As with voluntary manslaughter Massachusetts statutory law does not define involuntary manslaughter. Rather, Massachusetts common law, as pronounced by the courts, provides the definition for involuntary manslaughter:
One can commit involuntary manslaughter through:
(1) an unintentional killing occasioned by an act which constitutes such a disregard of the probable harmful consequences to another as to be wanton or reckless; or
(2) an unintentional killing resulting from a battery.
The first theory under which a person may face conviction for involuntary manslaughter requires an unintentional, yet unlawful killing resulting from the wanton or reckless conduct of the defendant. This theory of involuntary manslaughter is sometimes called "Welansky manslaughter," after the 1944 case in which the owner of a nightclub was convicted of involuntary manslaughter when a fire in his club caused the death of over 400 patrons. That case also established that wanton or reckless conduct includes both affirmative acts and failures to act where a duty to act exists. Such acts or omissions must embody a disregard for the probable harmful consequences to another. The conduct must involve a high degree of likelihood that substantial harm will result to another. The law requires that the defendant have knowledge of the circumstances and the intent to do the act that caused the death, and also requires that the circumstances presented a danger of serious harm such that a reasonable man would have recognized the nature and degree of danger. Wanton and reckless conduct is distinct from negligence or gross negligence for which, in the common law of Massachusetts, there is no criminal liability.

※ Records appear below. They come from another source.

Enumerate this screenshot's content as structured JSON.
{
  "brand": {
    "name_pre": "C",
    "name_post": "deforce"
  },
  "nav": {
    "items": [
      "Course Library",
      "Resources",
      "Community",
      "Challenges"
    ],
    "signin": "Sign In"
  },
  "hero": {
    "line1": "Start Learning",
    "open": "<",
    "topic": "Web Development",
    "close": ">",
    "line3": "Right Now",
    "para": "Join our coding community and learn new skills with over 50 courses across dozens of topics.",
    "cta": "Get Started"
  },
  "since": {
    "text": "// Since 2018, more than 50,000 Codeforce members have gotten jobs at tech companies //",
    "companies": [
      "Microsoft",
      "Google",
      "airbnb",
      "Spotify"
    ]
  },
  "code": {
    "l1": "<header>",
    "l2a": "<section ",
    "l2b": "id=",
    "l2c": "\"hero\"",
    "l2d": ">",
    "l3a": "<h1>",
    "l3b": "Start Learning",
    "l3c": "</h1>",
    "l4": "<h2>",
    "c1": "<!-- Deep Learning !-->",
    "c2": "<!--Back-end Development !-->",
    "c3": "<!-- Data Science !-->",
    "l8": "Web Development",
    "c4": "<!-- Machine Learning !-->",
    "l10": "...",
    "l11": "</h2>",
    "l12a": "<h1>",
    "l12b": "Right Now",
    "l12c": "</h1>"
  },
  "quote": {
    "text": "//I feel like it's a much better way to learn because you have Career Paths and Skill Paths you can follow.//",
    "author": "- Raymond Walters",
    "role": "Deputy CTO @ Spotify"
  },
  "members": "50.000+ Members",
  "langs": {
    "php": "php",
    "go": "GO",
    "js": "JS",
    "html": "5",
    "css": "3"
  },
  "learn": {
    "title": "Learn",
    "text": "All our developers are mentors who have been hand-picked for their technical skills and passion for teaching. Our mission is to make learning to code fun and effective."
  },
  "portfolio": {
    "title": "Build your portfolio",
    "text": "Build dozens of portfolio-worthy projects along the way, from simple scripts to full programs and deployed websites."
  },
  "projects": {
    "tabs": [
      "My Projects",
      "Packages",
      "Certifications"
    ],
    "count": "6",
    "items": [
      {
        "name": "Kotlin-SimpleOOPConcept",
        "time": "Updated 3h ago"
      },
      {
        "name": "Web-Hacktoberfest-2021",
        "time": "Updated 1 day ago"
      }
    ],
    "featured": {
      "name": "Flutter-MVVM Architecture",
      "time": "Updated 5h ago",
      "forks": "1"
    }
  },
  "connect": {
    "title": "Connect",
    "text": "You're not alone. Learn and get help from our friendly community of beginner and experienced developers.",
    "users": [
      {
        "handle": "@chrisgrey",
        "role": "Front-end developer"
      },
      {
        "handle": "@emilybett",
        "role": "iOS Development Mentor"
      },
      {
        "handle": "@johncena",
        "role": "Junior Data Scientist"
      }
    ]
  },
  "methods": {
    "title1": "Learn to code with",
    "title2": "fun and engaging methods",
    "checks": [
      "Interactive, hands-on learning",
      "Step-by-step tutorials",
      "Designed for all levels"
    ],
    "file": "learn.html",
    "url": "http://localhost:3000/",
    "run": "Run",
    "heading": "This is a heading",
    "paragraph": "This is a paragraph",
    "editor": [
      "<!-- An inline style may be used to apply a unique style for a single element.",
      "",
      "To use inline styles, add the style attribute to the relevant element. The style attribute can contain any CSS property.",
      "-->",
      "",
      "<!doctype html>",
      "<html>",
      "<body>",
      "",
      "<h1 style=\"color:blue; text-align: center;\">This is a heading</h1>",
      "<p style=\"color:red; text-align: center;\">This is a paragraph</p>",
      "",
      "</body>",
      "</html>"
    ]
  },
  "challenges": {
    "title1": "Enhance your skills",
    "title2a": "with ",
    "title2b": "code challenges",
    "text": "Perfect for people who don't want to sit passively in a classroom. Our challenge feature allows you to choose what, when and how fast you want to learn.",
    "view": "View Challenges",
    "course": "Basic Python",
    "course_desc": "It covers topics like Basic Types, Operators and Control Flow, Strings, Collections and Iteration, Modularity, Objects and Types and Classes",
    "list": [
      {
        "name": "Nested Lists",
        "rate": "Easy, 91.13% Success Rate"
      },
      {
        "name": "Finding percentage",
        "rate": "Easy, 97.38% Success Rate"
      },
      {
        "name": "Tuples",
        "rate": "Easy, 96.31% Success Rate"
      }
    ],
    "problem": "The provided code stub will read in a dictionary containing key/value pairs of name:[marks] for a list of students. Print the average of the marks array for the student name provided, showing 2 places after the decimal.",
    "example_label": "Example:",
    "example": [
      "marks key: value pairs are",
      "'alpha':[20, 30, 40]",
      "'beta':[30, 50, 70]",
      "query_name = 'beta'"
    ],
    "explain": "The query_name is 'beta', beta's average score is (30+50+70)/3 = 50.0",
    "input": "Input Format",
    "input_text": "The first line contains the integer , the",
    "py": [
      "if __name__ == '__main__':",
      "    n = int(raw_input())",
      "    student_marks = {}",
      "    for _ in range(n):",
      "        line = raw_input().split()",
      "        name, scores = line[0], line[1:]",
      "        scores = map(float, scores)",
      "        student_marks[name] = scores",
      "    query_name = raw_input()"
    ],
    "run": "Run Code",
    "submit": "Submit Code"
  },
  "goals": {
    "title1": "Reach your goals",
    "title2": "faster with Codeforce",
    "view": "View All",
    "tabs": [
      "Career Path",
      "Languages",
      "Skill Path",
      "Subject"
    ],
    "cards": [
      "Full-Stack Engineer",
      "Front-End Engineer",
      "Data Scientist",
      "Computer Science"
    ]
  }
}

The second theory on which a defendant may face conviction for involuntary manslaughter requires that the defendant commit a battery, not amounting to a felony, which causes death. A person who uses a level of force against another that is likely to cause harm and which produces death is guilty of involuntary manslaughter. The law requires that the prosecution establish that the defendant knew, or should have known that his conduct created a high degree of likelihood that substantial harm would result to another. This means that the same standards of proof apply to both voluntary and involuntary manslaughter.
The punishment for both voluntary and involuntary manslaughter, as set by statute, is the same. The maximum sentence for an involuntary manslaughter conviction is imprisonment for twenty years, except in circumstances where the voluntary manslaughter involves explosives or infernal machines, in which cases the maximum punishment is life imprisonment.